Inflation and the Transition from Protest to Popular Uprisings
Inflation and high levels of engagement of the state in saving capitalism has raised mass discontent from a local protest against local price gougers and profiteers to a national political protest against a class-biased state, which ignores deteriorating living standards and concerns itself only with the very rich.
Previously apolitical or even conservative workers, peasants and households who experienced incremental and cumulative gains in living standards through long hours and multiple household workers are now seeing their livelihood decline. Their earnings are devalued, their capacity to satisfy basic needs deteriorating. The sensation of ‘going backwards’ or losing control over their everyday lives and of downward mobility is fueling mass collective anger. The treadmill of added work without rewards, respect or recognition is reinforced daily by the added costs to everyday goods. Inflation destabilizes all calculations, not only for the future, but also of everyday life: What to buy or not buy. What to pay or what to pay off. Uncertainly about what is affordable today and unaffordable tomorrow. Uncertainty spreads from the poorest to the ‘stable workers’, from the ‘fixed income’ pensioners to the ‘secure public employees’. Inflation’s global spread undermines living standards in Europe and the Americas, Asia and Africa, and with it, discontent erodes party loyalties and confidence in electoral and/or regime legitimacy. Historically nothing undermines public confidence in the currency, the banks, politicians and the existing market ideology as much as daily creeping inflation. The greatest fear of all is the sense that a lifetime of effort will result in the ‘loss of everything’ — home, transport, health, and education — as prices rise faster than income. At some point, rampant inflation leads to absolute regression and with that a rupture with all previous loyalties and commitments.

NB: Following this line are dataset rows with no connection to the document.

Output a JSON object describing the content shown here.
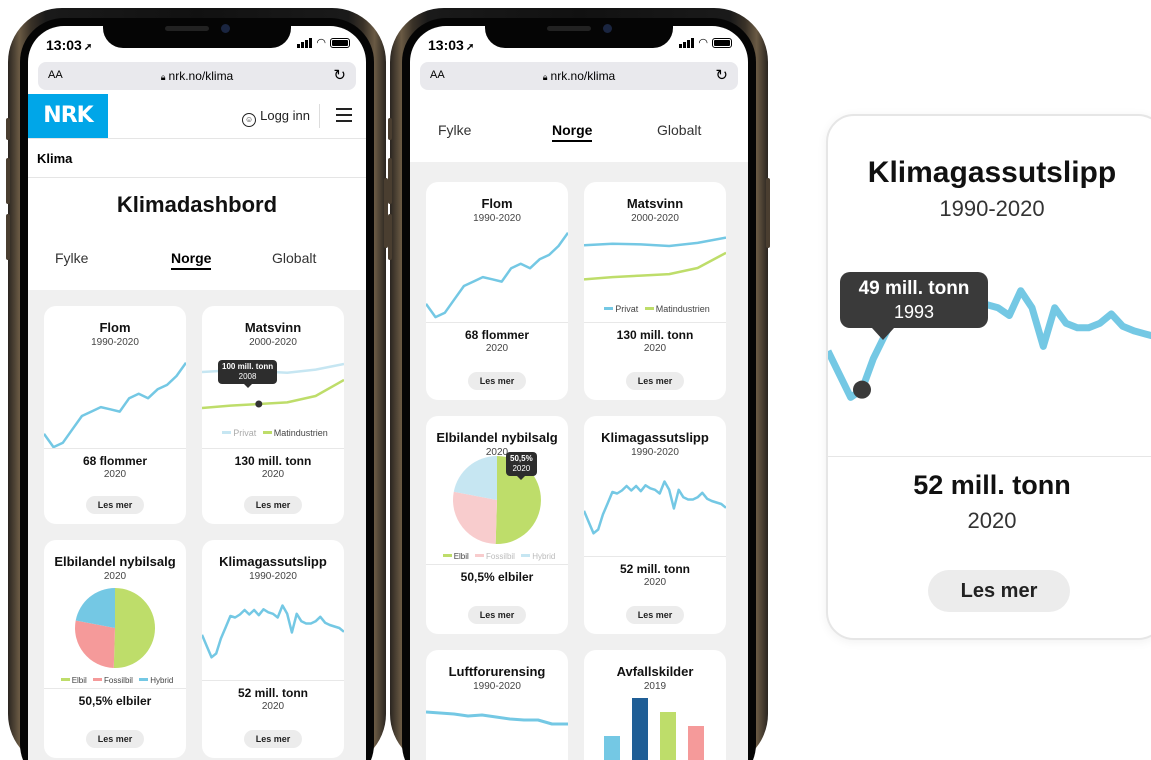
{
  "browser": {
    "time": "13:03",
    "aa": "AA",
    "url": "nrk.no/klima"
  },
  "site": {
    "logo": "NRK",
    "login": "Logg inn",
    "section": "Klima",
    "page_title": "Klimadashbord"
  },
  "tabs": [
    "Fylke",
    "Norge",
    "Globalt"
  ],
  "active_tab": "Norge",
  "more_label": "Les mer",
  "cards": {
    "flom": {
      "title": "Flom",
      "period": "1990-2020",
      "value": "68 flommer",
      "year": "2020"
    },
    "matsvinn": {
      "title": "Matsvinn",
      "period": "2000-2020",
      "value": "130 mill. tonn",
      "year": "2020",
      "legend": [
        "Privat",
        "Matindustrien"
      ],
      "tooltip_value": "100 mill. tonn",
      "tooltip_year": "2008"
    },
    "elbil": {
      "title": "Elbilandel nybilsalg",
      "period": "2020",
      "value": "50,5% elbiler",
      "legend": [
        "Elbil",
        "Fossilbil",
        "Hybrid"
      ],
      "tooltip_value": "50,5%",
      "tooltip_year": "2020"
    },
    "klimagass": {
      "title": "Klimagassutslipp",
      "period": "1990-2020",
      "value": "52 mill. tonn",
      "year": "2020"
    },
    "luft": {
      "title": "Luftforurensing",
      "period": "1990-2020"
    },
    "avfall": {
      "title": "Avfallskilder",
      "period": "2019"
    }
  },
  "zoom": {
    "title": "Klimagassutslipp",
    "period": "1990-2020",
    "tooltip_value": "49 mill. tonn",
    "tooltip_year": "1993",
    "value": "52 mill. tonn",
    "year": "2020",
    "more": "Les mer"
  },
  "colors": {
    "blue": "#74c8e4",
    "green": "#bedd6a",
    "pink": "#f59a9a",
    "lightpink": "#f8cccd",
    "lightblue": "#c6e6f2",
    "darkblue": "#1f5e96",
    "nrk": "#00a6e8"
  },
  "chart_data": [
    {
      "type": "line",
      "title": "Flom",
      "x": [
        1990,
        1992,
        1994,
        1996,
        1998,
        2000,
        2002,
        2004,
        2006,
        2008,
        2010,
        2012,
        2014,
        2016,
        2018,
        2020
      ],
      "series": [
        {
          "values": [
            40,
            34,
            36,
            42,
            48,
            50,
            52,
            51,
            50,
            56,
            58,
            56,
            60,
            62,
            66,
            72
          ]
        }
      ]
    },
    {
      "type": "line",
      "title": "Matsvinn",
      "x": [
        2000,
        2004,
        2008,
        2012,
        2016,
        2020
      ],
      "series": [
        {
          "name": "Privat",
          "values": [
            140,
            142,
            141,
            139,
            143,
            150
          ]
        },
        {
          "name": "Matindustrien",
          "values": [
            95,
            98,
            100,
            102,
            110,
            130
          ]
        }
      ]
    },
    {
      "type": "pie",
      "title": "Elbilandel nybilsalg",
      "categories": [
        "Elbil",
        "Fossilbil",
        "Hybrid"
      ],
      "values": [
        50.5,
        27.5,
        22.0
      ]
    },
    {
      "type": "line",
      "title": "Klimagassutslipp",
      "x": [
        1990,
        1991,
        1992,
        1993,
        1994,
        1995,
        1996,
        1997,
        1998,
        1999,
        2000,
        2001,
        2002,
        2003,
        2004,
        2005,
        2006,
        2007,
        2008,
        2009,
        2010,
        2011,
        2012,
        2013,
        2014,
        2015,
        2016,
        2017,
        2018,
        2019,
        2020
      ],
      "series": [
        {
          "values": [
            51.5,
            50,
            48.5,
            49,
            51,
            52.5,
            54,
            53.8,
            54.2,
            54.8,
            54.2,
            54.8,
            54.1,
            54.9,
            54.5,
            54.3,
            53.8,
            55.4,
            54.3,
            51.8,
            54.3,
            53.3,
            53,
            53,
            53.3,
            53.9,
            53.1,
            52.8,
            52.6,
            52.4,
            51.9
          ]
        }
      ]
    }
  ]
}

Inflation, as it accelerates, in the past and today, is the great solvent of incremental everyday habits and politics: Today it undermines incumbent politicians; tomorrow it can call into question regimes and social orders.
In the past, inflationary disorders and desperation brought forth rightist demagogues who specialize in imposing order and stability. It ill behooves the left to once again ignore the destructive effects of inflation, the demands for order and stability and mass consumer discontent. Inflationary fears are as much entrenched as class and property issues. Combating inflation, especially basic price increases is central to any prospect for a social transformation, which claims to benefit the wage and salaried workers, urban or rural dwellers, the poor, minorities, consumers and producers.

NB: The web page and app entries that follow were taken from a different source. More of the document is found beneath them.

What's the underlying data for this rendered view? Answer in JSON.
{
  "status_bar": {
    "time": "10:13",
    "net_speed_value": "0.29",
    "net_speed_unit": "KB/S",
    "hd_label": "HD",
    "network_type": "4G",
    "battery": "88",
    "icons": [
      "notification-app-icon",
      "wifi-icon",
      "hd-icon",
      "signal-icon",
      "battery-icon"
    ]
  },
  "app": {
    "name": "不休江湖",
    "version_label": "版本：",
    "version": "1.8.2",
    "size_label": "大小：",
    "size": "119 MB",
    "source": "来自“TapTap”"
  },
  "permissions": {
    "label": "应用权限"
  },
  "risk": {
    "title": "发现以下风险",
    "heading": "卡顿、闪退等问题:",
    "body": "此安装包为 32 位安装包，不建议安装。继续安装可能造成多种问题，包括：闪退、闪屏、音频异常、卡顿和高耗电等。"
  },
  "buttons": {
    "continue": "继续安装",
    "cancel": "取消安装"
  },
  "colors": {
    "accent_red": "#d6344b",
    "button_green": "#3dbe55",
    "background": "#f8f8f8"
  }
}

James Petras, a former Professor of Sociology at Binghamton University, New York, owns a 50-year membership in the class struggle, is an adviser to the landless and jobless in Brazil and Argentina, and is co-author of Globalization Unmasked (Zed Books). Petras’ forthcoming book, Zionism and US Militarism, is due from Clarity Press, Atlanta, in August 2008. He can be reached at: firstname.lastname@example.org. Read other articles by James, or visit James's website.